The goal here is an exact copy of the entries below, without their pictures.

_DATASET_.
━━━━━━━━━━━━━━━━━━━━
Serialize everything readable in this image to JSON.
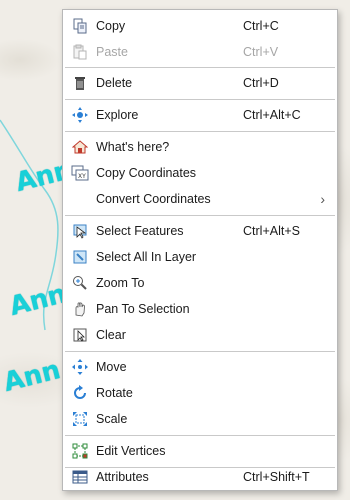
{
  "map": {
    "labels": [
      "Ann",
      "Ann",
      "Ann"
    ]
  },
  "menu": {
    "items": [
      {
        "label": "Copy",
        "shortcut": "Ctrl+C",
        "icon": "copy-icon",
        "enabled": true
      },
      {
        "label": "Paste",
        "shortcut": "Ctrl+V",
        "icon": "paste-icon",
        "enabled": false
      },
      {
        "label": "Delete",
        "shortcut": "Ctrl+D",
        "icon": "delete-icon",
        "enabled": true
      },
      {
        "label": "Explore",
        "shortcut": "Ctrl+Alt+C",
        "icon": "explore-icon",
        "enabled": true
      },
      {
        "label": "What's here?",
        "shortcut": "",
        "icon": "whats-here-icon",
        "enabled": true
      },
      {
        "label": "Copy Coordinates",
        "shortcut": "",
        "icon": "copy-coordinates-icon",
        "enabled": true
      },
      {
        "label": "Convert Coordinates",
        "shortcut": "",
        "icon": "",
        "enabled": true,
        "submenu": true
      },
      {
        "label": "Select Features",
        "shortcut": "Ctrl+Alt+S",
        "icon": "select-features-icon",
        "enabled": true
      },
      {
        "label": "Select All In Layer",
        "shortcut": "",
        "icon": "select-all-icon",
        "enabled": true
      },
      {
        "label": "Zoom To",
        "shortcut": "",
        "icon": "zoom-to-icon",
        "enabled": true
      },
      {
        "label": "Pan To Selection",
        "shortcut": "",
        "icon": "pan-icon",
        "enabled": true
      },
      {
        "label": "Clear",
        "shortcut": "",
        "icon": "clear-selection-icon",
        "enabled": true
      },
      {
        "label": "Move",
        "shortcut": "",
        "icon": "move-icon",
        "enabled": true
      },
      {
        "label": "Rotate",
        "shortcut": "",
        "icon": "rotate-icon",
        "enabled": true
      },
      {
        "label": "Scale",
        "shortcut": "",
        "icon": "scale-icon",
        "enabled": true
      },
      {
        "label": "Edit Vertices",
        "shortcut": "",
        "icon": "edit-vertices-icon",
        "enabled": true
      },
      {
        "label": "Attributes",
        "shortcut": "Ctrl+Shift+T",
        "icon": "attributes-icon",
        "enabled": true
      }
    ],
    "submenu_arrow": "›"
  }
}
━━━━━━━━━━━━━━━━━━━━
_TASK ANSWER_.
Serialize everything readable in this image to JSON.
{
  "map": {
    "labels": [
      "Ann",
      "Ann",
      "Ann"
    ]
  },
  "menu": {
    "items": [
      {
        "label": "Copy",
        "shortcut": "Ctrl+C",
        "icon": "copy-icon",
        "enabled": true
      },
      {
        "label": "Paste",
        "shortcut": "Ctrl+V",
        "icon": "paste-icon",
        "enabled": false
      },
      {
        "label": "Delete",
        "shortcut": "Ctrl+D",
        "icon": "delete-icon",
        "enabled": true
      },
      {
        "label": "Explore",
        "shortcut": "Ctrl+Alt+C",
        "icon": "explore-icon",
        "enabled": true
      },
      {
        "label": "What's here?",
        "shortcut": "",
        "icon": "whats-here-icon",
        "enabled": true
      },
      {
        "label": "Copy Coordinates",
        "shortcut": "",
        "icon": "copy-coordinates-icon",
        "enabled": true
      },
      {
        "label": "Convert Coordinates",
        "shortcut": "",
        "icon": "",
        "enabled": true,
        "submenu": true
      },
      {
        "label": "Select Features",
        "shortcut": "Ctrl+Alt+S",
        "icon": "select-features-icon",
        "enabled": true
      },
      {
        "label": "Select All In Layer",
        "shortcut": "",
        "icon": "select-all-icon",
        "enabled": true
      },
      {
        "label": "Zoom To",
        "shortcut": "",
        "icon": "zoom-to-icon",
        "enabled": true
      },
      {
        "label": "Pan To Selection",
        "shortcut": "",
        "icon": "pan-icon",
        "enabled": true
      },
      {
        "label": "Clear",
        "shortcut": "",
        "icon": "clear-selection-icon",
        "enabled": true
      },
      {
        "label": "Move",
        "shortcut": "",
        "icon": "move-icon",
        "enabled": true
      },
      {
        "label": "Rotate",
        "shortcut": "",
        "icon": "rotate-icon",
        "enabled": true
      },
      {
        "label": "Scale",
        "shortcut": "",
        "icon": "scale-icon",
        "enabled": true
      },
      {
        "label": "Edit Vertices",
        "shortcut": "",
        "icon": "edit-vertices-icon",
        "enabled": true
      },
      {
        "label": "Attributes",
        "shortcut": "Ctrl+Shift+T",
        "icon": "attributes-icon",
        "enabled": true
      }
    ],
    "submenu_arrow": "›"
  }
}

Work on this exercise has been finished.